**WHAT TO WORK ON**
Pick out the lines below that contain the string "Конструктор" and copy them all.

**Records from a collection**
* * *
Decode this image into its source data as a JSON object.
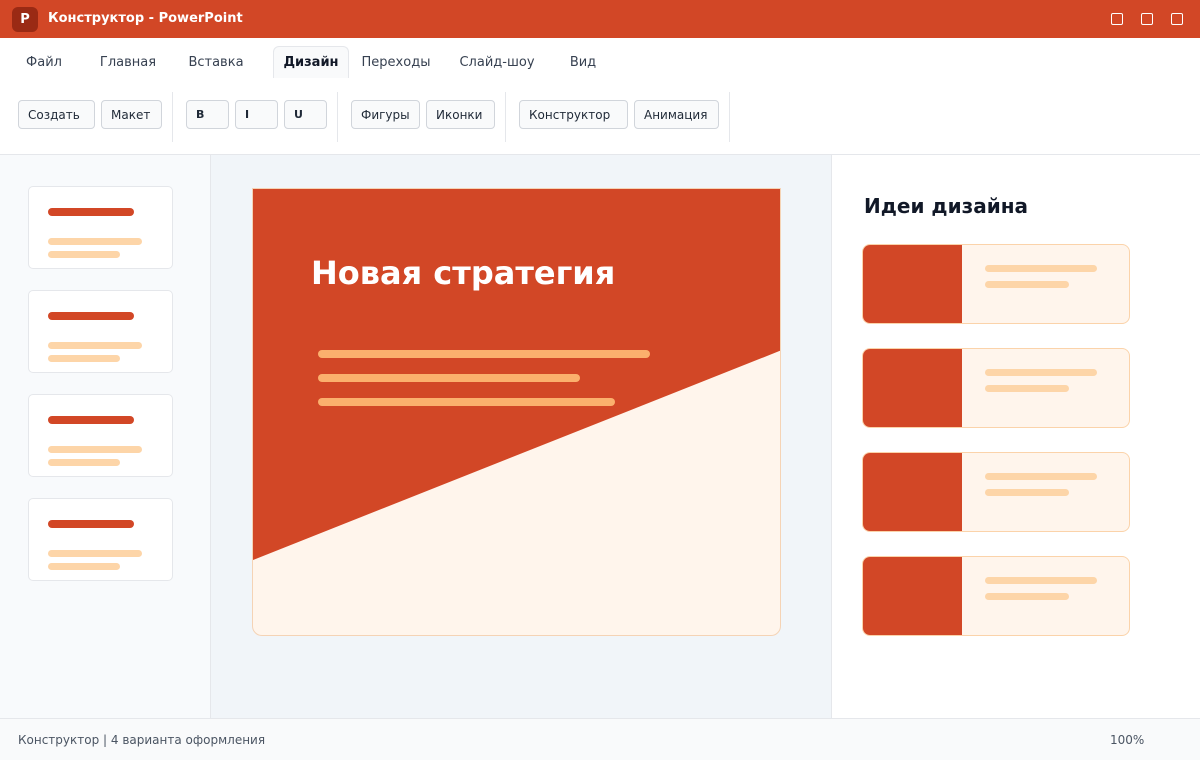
{
  "window": {
    "app_icon_letter": "P",
    "title": "Конструктор - PowerPoint"
  },
  "tabs": [
    {
      "label": "Файл",
      "active": false
    },
    {
      "label": "Главная",
      "active": false
    },
    {
      "label": "Вставка",
      "active": false
    },
    {
      "label": "Дизайн",
      "active": true
    },
    {
      "label": "Переходы",
      "active": false
    },
    {
      "label": "Слайд-шоу",
      "active": false
    },
    {
      "label": "Вид",
      "active": false
    }
  ],
  "ribbon": {
    "create": "Создать",
    "layout": "Макет",
    "bold": "B",
    "italic": "I",
    "underline": "U",
    "shapes": "Фигуры",
    "icons": "Иконки",
    "designer": "Конструктор",
    "animation": "Анимация"
  },
  "slide": {
    "title": "Новая стратегия"
  },
  "thumbnails_count": 4,
  "ideas": {
    "title": "Идеи дизайна",
    "count": 4
  },
  "status": {
    "left": "Конструктор | 4 варианта оформления",
    "zoom": "100%"
  },
  "colors": {
    "accent": "#d24726",
    "cream": "#fff5ec",
    "peach_line": "#fdd5a8",
    "orange_line": "#fbb06d"
  }
}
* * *
**TASK ANSWER**
    "title": "Конструктор - PowerPoint"
    "designer": "Конструктор",
    "left": "Конструктор | 4 варианта оформления",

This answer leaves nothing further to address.